Aim of the task> Wherever the string "letter" shows up in the records below, return that line.

Supplied data>
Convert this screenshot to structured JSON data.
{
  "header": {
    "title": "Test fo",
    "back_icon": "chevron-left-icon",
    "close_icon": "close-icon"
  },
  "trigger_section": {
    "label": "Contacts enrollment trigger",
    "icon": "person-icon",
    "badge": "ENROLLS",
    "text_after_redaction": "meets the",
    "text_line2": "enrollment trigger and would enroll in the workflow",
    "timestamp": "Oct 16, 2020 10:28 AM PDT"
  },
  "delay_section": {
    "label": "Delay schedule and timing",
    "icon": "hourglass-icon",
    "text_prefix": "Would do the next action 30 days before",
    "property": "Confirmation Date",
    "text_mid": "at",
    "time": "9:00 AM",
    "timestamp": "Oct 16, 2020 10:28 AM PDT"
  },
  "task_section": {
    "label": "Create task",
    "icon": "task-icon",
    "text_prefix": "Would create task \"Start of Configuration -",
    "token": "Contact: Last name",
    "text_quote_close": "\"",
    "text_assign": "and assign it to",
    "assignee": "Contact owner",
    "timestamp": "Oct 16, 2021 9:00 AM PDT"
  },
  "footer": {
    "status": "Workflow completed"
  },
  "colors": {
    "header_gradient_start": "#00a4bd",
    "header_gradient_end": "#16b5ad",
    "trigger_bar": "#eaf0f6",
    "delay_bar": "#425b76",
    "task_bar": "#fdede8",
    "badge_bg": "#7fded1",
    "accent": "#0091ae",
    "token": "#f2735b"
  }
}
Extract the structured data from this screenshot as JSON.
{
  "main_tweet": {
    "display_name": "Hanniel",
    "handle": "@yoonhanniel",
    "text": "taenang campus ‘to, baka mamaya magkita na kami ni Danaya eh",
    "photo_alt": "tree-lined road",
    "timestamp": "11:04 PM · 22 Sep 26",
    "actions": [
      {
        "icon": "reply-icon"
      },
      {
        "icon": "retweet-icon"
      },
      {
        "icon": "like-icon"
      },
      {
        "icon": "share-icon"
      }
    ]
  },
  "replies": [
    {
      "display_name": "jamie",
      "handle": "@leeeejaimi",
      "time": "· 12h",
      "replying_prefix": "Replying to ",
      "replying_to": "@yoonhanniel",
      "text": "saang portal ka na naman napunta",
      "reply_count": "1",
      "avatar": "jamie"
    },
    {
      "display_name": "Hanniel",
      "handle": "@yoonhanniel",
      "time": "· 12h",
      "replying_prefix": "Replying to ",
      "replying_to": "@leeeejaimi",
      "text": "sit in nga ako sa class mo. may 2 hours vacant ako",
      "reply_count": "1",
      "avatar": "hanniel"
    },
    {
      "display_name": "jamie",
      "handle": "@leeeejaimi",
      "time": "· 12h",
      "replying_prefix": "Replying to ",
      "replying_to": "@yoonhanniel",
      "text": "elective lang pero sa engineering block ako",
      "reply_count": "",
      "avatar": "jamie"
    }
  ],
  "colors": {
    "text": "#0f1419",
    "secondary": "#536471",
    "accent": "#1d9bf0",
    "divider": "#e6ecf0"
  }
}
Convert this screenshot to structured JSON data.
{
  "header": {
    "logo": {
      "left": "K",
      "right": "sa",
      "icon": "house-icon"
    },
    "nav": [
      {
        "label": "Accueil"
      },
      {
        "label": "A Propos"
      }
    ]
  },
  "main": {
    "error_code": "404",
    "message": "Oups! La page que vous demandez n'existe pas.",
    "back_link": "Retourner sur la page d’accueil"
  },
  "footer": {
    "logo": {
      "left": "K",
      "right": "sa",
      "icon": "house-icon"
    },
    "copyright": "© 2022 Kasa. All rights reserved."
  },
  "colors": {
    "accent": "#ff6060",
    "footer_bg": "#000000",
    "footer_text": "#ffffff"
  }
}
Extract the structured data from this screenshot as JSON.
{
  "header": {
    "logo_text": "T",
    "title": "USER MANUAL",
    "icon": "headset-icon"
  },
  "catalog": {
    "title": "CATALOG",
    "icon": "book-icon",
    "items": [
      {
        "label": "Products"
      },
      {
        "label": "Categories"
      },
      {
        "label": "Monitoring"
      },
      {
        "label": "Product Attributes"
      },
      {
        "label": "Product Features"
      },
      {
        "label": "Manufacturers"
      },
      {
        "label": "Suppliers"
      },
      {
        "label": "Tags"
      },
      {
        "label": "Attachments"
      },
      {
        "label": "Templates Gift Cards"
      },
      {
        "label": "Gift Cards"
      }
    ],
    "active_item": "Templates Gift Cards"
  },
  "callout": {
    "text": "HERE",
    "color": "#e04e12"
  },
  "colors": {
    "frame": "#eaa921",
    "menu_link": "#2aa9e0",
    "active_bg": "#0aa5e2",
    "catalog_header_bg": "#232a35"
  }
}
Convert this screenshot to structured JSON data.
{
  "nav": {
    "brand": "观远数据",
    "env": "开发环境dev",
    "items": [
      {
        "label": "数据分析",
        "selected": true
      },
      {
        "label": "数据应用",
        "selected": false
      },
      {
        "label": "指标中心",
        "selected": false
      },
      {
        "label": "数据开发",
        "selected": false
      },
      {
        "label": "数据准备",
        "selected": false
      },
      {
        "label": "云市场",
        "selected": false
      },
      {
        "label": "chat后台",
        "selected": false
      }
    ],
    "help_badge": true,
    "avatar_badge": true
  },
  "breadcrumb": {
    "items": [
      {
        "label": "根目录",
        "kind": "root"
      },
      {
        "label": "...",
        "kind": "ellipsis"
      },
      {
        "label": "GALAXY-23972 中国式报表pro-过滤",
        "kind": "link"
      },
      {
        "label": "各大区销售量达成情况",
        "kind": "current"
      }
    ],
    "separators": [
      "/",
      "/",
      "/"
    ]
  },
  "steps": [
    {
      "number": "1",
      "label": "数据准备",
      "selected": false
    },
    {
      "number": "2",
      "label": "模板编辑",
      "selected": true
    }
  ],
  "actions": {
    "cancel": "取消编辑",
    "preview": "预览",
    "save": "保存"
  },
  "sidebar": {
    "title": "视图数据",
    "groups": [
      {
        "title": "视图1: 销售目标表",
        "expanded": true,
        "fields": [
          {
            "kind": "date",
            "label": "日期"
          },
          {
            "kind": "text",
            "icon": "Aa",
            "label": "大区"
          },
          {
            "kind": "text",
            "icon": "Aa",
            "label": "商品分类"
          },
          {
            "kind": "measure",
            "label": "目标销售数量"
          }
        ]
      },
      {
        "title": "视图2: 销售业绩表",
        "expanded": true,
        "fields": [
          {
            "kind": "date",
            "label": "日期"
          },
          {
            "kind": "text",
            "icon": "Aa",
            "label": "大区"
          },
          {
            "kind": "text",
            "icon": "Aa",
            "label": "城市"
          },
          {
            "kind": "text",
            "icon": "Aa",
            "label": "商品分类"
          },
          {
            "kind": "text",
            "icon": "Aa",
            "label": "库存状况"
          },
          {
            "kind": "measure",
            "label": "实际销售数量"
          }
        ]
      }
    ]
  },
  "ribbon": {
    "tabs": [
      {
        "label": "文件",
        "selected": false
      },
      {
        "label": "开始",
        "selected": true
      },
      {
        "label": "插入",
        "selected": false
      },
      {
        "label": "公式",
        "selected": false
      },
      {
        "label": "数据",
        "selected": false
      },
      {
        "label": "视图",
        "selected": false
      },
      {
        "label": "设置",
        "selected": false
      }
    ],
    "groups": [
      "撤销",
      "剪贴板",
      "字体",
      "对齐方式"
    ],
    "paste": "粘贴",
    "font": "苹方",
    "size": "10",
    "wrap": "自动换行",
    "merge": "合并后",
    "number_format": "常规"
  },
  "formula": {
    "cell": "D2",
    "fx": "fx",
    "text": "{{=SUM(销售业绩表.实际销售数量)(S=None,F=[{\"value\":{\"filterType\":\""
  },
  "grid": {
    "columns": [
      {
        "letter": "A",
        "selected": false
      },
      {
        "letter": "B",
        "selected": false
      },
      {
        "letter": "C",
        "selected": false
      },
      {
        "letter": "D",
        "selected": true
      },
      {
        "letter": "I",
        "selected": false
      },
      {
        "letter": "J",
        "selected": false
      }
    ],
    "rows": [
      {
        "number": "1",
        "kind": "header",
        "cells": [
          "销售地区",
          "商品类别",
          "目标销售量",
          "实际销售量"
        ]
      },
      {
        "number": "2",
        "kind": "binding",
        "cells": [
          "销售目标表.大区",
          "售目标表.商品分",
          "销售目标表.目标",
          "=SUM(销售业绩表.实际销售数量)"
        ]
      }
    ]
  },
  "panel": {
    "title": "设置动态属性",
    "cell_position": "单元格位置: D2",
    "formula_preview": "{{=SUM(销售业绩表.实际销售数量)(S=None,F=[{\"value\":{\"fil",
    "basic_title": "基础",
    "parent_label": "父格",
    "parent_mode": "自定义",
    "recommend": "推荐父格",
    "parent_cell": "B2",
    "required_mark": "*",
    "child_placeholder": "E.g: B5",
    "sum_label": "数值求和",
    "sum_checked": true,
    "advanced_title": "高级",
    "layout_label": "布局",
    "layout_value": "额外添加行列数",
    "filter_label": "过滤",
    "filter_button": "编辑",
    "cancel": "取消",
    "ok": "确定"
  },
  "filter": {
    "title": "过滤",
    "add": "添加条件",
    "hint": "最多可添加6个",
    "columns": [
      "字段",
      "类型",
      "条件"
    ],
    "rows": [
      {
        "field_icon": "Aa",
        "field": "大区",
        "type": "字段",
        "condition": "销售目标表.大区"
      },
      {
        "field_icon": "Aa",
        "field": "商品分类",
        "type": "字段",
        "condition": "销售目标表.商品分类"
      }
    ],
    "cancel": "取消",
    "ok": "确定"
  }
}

Response to this exercise>
        "letter": "A",
        "letter": "B",
        "letter": "C",
        "letter": "D",
        "letter": "I",
        "letter": "J",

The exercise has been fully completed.